THE heartbroken widow of a former dockyard worker who died from an asbestos-related cancer is appealing to his former colleagues to help with an investigation into his exposure to the deadly dust.
Kenneth Strong, known as Ken, died aged 80 from mesothelioma, a cancer in the lining of the lungs, which is caused by exposure to the dust found in asbestos.
Ken, from Newton Abbot, died earlier this year following a five-month battle with the disease.
His wife of 56 years, Jean, age 76, began a battle for answers as to whether her husband was allowed to work in conditions without appropriate protection from the deadly asbestos dust which caused the disease.
Ken was 15 when he started an apprenticeship as a ships fitter at Devonport Royal Dockyard, from 1948 to 1959.
Before his death, Ken recalled working on various large ships including HMS Eagle and HMS Ark Royal. He would walk through the boiler rooms to access different parts of the ship which had pipework lagged with asbestos – they were often very dusty with the crumbling lagging.
He also recalled that he had not been given any protective clothing or information about the dangers of asbestos during his eleven years at the yard.
On August 31 last year Ken began to feel unwell and collapsed at home. Jean took him to Torbay hospital and doctors drained six litres of fluid from his lungs.
Medical staff advised Ken that he had suspected mesothelioma, but he was too weak to have a lung biopsy or any chemotherapy.

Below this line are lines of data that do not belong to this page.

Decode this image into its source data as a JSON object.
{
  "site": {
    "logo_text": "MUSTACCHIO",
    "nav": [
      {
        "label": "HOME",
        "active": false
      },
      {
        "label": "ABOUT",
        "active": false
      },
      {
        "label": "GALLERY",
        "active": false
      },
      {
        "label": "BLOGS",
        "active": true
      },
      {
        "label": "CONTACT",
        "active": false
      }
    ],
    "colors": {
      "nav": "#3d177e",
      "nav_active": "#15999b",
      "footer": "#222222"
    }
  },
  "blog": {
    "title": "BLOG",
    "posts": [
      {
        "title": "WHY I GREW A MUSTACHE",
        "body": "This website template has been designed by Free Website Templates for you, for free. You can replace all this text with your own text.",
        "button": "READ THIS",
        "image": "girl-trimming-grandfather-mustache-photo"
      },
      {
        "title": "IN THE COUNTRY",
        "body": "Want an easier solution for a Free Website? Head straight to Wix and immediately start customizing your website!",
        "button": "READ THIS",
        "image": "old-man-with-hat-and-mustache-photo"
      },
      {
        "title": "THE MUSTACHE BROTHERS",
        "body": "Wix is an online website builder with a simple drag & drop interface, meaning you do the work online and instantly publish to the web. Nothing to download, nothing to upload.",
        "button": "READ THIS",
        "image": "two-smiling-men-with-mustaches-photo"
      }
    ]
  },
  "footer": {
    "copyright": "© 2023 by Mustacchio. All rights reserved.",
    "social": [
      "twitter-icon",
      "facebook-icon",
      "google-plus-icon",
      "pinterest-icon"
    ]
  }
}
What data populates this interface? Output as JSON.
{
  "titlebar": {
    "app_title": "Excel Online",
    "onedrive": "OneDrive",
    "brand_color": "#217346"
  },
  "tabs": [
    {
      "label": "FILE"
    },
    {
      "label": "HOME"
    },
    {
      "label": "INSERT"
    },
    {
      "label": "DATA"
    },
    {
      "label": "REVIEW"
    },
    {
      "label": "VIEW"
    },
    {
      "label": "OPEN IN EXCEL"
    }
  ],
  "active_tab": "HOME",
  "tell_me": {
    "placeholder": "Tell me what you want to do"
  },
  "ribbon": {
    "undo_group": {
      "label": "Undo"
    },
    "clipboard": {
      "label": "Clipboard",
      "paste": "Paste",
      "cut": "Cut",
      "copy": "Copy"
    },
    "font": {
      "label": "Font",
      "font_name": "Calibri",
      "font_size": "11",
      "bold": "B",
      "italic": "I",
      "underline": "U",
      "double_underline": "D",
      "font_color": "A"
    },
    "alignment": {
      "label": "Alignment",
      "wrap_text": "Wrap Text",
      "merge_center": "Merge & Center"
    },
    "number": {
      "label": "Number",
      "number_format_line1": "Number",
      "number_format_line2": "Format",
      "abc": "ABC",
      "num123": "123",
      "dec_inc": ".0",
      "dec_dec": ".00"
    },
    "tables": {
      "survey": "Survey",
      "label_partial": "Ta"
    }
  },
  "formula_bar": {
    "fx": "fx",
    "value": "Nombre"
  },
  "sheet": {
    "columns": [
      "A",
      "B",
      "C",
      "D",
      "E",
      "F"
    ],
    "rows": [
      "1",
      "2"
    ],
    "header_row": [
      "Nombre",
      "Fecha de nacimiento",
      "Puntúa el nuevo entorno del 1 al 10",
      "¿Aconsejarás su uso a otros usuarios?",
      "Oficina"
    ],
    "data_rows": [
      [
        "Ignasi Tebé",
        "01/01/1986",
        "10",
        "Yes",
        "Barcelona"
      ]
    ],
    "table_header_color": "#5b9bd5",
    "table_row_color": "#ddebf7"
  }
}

In the next couple of months, Ken lost three stone in weight and his health rapidly declined. He spent his last few days at the Rowcroft Hospice in Torquay where he passed away.
At an inquest at the Plymouth Coroners Court on May 21, Coroner Ian Arrow recorded Ken died from malignant mesothelioma, an “industrial disease” as a result of exposure to asbestos.
Jean said: “It was very difficult to watch Ken become ill as he was always very active and strong. It is an awful illness and one that affected Ken at such a rapid rate and to think that his illness stemmed from exposure to asbestos decades ago is hard to come to terms with.
“Ken and I loved to travel and explore new places around the world – we had only recently visited Delhi in India. We had planned to have a Baltic cruise in October this year but sadly I’ve had to cancel this trip.
“I hope with the help of Ken’s former colleagues and Irwin Mitchell we will be able to find some answers and secure justice for Ken.”
Ken left the dockyard to take a teacher training course in 1960 and worked at several schools across Devon, eventually ending his teaching career as well respected head teacher.
Phoebe Osborne, an industrial disease expert at Irwin Mitchell’s Bristol office representing Jean, said: “Mesothelioma is an aggressive and incurable cancer which causes so much distress to victims like Ken who worked in industries such as shipping docks – a trade where we know workers regularly came into contact with asbestos but were not given the appropriate protection.
“We hope his former colleagues will be able to confirm Ken’s recollection of how he may have come into contact with asbestos and whether more could potentially have been done by his employers to protect him from the deadly dust.
“The dangers and risks of exposure to asbestos dust were identified as early as 1948, when Ken was exposed to asbestos, yet all too often we see workers and their families who have been left devastated decades later because their relatives were not warned of the dangers or given the appropriate protection.”
Anyone who has any information about the working conditions at Devonport Royal Dockyard in Plymouth between 1948 and 1959 is asked to contact Phoebe Osborne at Irwin Mitchell on 0117 926 1549 or email firstname.lastname@example.org.
THE search for answers for Ken comes as a report from the House of Commons Justice Select Committee confirms the government made a secret deal with the insurance industry to save them billions of pounds at the expense of the terminally ill.
Once mesothelioma has been diagnosed victims typically have months to live as opposed to years, and they normally need urgent legal advice to get compensation.
The Association of British Insurers has been shown to have had secret meetings with the government to agree their agenda, which the government has then implemented without consulting the people affected by this terminal condition. This was deemed by the committee to give the insurance industry an unfair advantage.
The government did not disclose the agreement, which leads to further speculation that they are assisting the insurance industry as opposed to sufferers of mesothelioma.
The Committee stated that “the coalition has not been open or transparent and their approach has been unsatisfactory on a number of counts”.
More people are killed as a result of being exposed to asbestos than in car accidents. Asbestos related illnesses generally do not arise until between 20 and 50 years after exposure, and it is due to this delay that many insurers’ details are lost or not properly recorded.
Despite employers paying the appropriate premiums cover, the insurers are still able to avoid the cost of compensating the victims of this condition.
(From the Plymouth Herald)